The prince is serving a four-month combat deployment as a gunner on an Apache helicopter. Harry, who turned 28 on Saturday, is set to start flying Apache missions this week, and Britain's defense ministry did not plan to cut short the deployment after the attack. This is his second tour in Afghanistan.
Afghanistan's southern region has been a hotbed of the insurgency and attacks against foreign forces that occur daily, although the Taliban have largely been routed in the country's capital and its larger towns. Helmand remains an active battlefield between insurgents and NATO forces and for years has been the site of some of the war's bloodiest engagements.

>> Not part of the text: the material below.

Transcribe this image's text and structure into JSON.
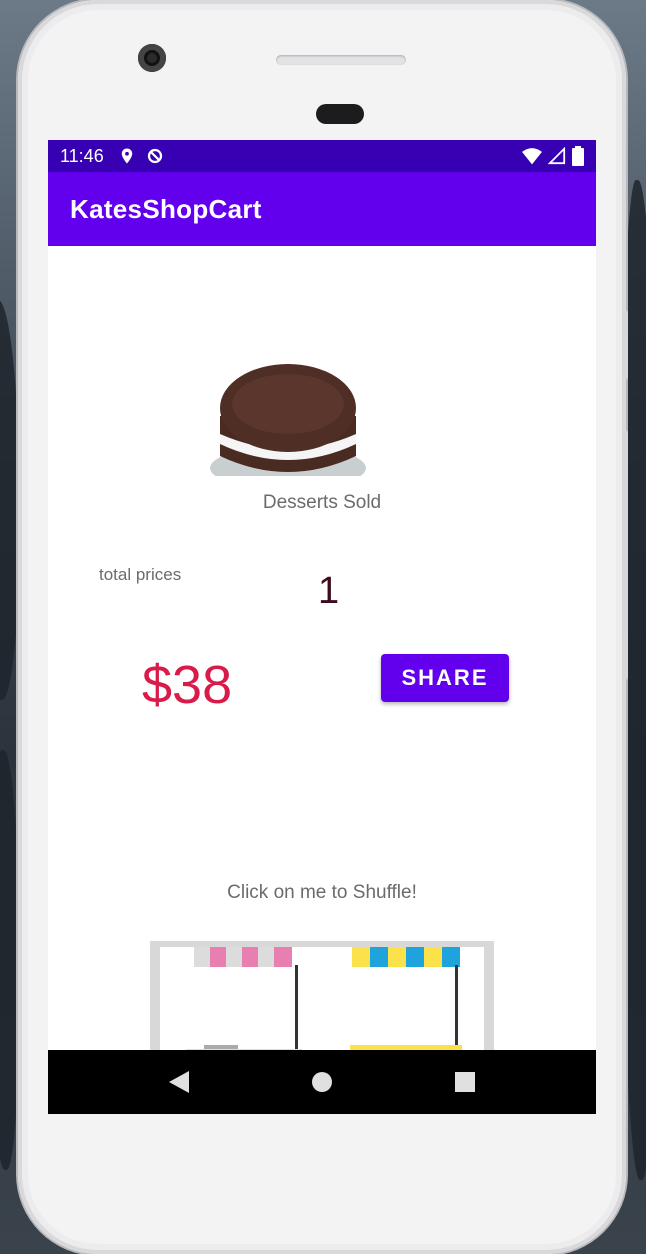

In addition to the near-daily bombings and attacks, Afghans have staged two anti-American protests against the anti-Islamic film.
On Saturday, a few hundred university students protested in the eastern city of Khost, shouting "Death to America" and burning an effigy of President Barack Obama. A larger demonstration was held Friday in Nangarhar province, also in the east.
The Afghan government blocked video-sharing web site YouTube to prevent Afghans from viewing a clip of the anti-Muslim film, said Khair Mohammad Faizi, a spokesman for the Communication Ministry. He said it would remain blocked until the video is taken down. Other Google services, including Gmail, were also blocked in Afghanistan during parts of Friday and Saturday.
In other violence on Saturday, a police vehicle hit a roadside bomb during a routine patrol in Kandahar, the largest city in southern Afghanistan, killing a police inspector and wounding two other policemen, Kandahar provincial spokesman Jawed Faisal said.
Robert Burns and Lolita C. Baldor contributed from Washington, Patrick Quinn and Amir Shah from Kabul, and Mirwais Khan from Kandahar, Afghanistan.